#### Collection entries
---

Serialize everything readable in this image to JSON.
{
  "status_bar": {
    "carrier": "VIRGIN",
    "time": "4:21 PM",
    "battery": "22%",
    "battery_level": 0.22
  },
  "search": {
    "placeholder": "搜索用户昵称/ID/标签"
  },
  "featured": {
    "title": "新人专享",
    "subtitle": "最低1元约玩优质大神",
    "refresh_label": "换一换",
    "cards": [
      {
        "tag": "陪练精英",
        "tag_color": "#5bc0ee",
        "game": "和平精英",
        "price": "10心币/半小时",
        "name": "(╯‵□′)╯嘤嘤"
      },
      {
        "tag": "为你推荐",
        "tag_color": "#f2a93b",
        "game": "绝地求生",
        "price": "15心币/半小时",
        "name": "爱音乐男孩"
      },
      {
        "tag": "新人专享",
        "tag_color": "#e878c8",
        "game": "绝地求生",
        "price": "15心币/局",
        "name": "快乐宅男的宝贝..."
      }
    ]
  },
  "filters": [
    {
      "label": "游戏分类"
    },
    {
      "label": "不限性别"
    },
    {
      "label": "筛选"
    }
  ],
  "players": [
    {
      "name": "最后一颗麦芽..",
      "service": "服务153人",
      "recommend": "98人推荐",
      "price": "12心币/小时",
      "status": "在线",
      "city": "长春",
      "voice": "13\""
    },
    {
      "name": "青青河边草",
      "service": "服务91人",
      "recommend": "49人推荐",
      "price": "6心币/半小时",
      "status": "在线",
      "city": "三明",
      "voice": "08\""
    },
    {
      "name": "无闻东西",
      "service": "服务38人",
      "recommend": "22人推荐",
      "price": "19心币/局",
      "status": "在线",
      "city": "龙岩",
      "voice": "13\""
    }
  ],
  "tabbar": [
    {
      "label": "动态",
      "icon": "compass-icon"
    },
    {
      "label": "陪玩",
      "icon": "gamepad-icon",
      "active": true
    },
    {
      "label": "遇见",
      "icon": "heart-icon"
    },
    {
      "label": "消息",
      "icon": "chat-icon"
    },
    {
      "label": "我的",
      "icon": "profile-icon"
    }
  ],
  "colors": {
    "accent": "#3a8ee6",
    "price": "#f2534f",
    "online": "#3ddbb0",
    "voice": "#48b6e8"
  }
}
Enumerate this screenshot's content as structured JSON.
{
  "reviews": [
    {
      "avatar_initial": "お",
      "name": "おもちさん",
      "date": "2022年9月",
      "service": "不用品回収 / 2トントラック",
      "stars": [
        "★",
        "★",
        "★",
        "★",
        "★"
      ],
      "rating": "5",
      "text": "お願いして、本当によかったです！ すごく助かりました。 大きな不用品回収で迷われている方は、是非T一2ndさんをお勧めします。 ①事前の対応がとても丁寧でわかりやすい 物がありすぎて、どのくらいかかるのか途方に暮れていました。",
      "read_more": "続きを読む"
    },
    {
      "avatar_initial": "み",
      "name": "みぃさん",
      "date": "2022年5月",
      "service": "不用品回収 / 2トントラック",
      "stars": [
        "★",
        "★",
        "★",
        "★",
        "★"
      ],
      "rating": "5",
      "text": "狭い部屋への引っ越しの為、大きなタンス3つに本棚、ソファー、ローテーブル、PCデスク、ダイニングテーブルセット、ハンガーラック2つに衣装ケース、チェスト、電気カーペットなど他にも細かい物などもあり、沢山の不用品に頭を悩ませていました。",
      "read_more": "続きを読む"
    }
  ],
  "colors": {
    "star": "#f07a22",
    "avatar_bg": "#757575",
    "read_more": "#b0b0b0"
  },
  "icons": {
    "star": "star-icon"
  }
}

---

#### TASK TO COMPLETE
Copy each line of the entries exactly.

#### SOLUTION
Serialize everything readable in this image to JSON.
{
  "status_bar": {
    "carrier": "VIRGIN",
    "time": "4:21 PM",
    "battery": "22%",
    "battery_level": 0.22
  },
  "search": {
    "placeholder": "搜索用户昵称/ID/标签"
  },
  "featured": {
    "title": "新人专享",
    "subtitle": "最低1元约玩优质大神",
    "refresh_label": "换一换",
    "cards": [
      {
        "tag": "陪练精英",
        "tag_color": "#5bc0ee",
        "game": "和平精英",
        "price": "10心币/半小时",
        "name": "(╯‵□′)╯嘤嘤"
      },
      {
        "tag": "为你推荐",
        "tag_color": "#f2a93b",
        "game": "绝地求生",
        "price": "15心币/半小时",
        "name": "爱音乐男孩"
      },
      {
        "tag": "新人专享",
        "tag_color": "#e878c8",
        "game": "绝地求生",
        "price": "15心币/局",
        "name": "快乐宅男的宝贝..."
      }
    ]
  },
  "filters": [
    {
      "label": "游戏分类"
    },
    {
      "label": "不限性别"
    },
    {
      "label": "筛选"
    }
  ],
  "players": [
    {
      "name": "最后一颗麦芽..",
      "service": "服务153人",
      "recommend": "98人推荐",
      "price": "12心币/小时",
      "status": "在线",
      "city": "长春",
      "voice": "13\""
    },
    {
      "name": "青青河边草",
      "service": "服务91人",
      "recommend": "49人推荐",
      "price": "6心币/半小时",
      "status": "在线",
      "city": "三明",
      "voice": "08\""
    },
    {
      "name": "无闻东西",
      "service": "服务38人",
      "recommend": "22人推荐",
      "price": "19心币/局",
      "status": "在线",
      "city": "龙岩",
      "voice": "13\""
    }
  ],
  "tabbar": [
    {
      "label": "动态",
      "icon": "compass-icon"
    },
    {
      "label": "陪玩",
      "icon": "gamepad-icon",
      "active": true
    },
    {
      "label": "遇见",
      "icon": "heart-icon"
    },
    {
      "label": "消息",
      "icon": "chat-icon"
    },
    {
      "label": "我的",
      "icon": "profile-icon"
    }
  ],
  "colors": {
    "accent": "#3a8ee6",
    "price": "#f2534f",
    "online": "#3ddbb0",
    "voice": "#48b6e8"
  }
}
Enumerate this screenshot's content as structured JSON.
{
  "reviews": [
    {
      "avatar_initial": "お",
      "name": "おもちさん",
      "date": "2022年9月",
      "service": "不用品回収 / 2トントラック",
      "stars": [
        "★",
        "★",
        "★",
        "★",
        "★"
      ],
      "rating": "5",
      "text": "お願いして、本当によかったです！ すごく助かりました。 大きな不用品回収で迷われている方は、是非T一2ndさんをお勧めします。 ①事前の対応がとても丁寧でわかりやすい 物がありすぎて、どのくらいかかるのか途方に暮れていました。",
      "read_more": "続きを読む"
    },
    {
      "avatar_initial": "み",
      "name": "みぃさん",
      "date": "2022年5月",
      "service": "不用品回収 / 2トントラック",
      "stars": [
        "★",
        "★",
        "★",
        "★",
        "★"
      ],
      "rating": "5",
      "text": "狭い部屋への引っ越しの為、大きなタンス3つに本棚、ソファー、ローテーブル、PCデスク、ダイニングテーブルセット、ハンガーラック2つに衣装ケース、チェスト、電気カーペットなど他にも細かい物などもあり、沢山の不用品に頭を悩ませていました。",
      "read_more": "続きを読む"
    }
  ],
  "colors": {
    "star": "#f07a22",
    "avatar_bg": "#757575",
    "read_more": "#b0b0b0"
  },
  "icons": {
    "star": "star-icon"
  }
}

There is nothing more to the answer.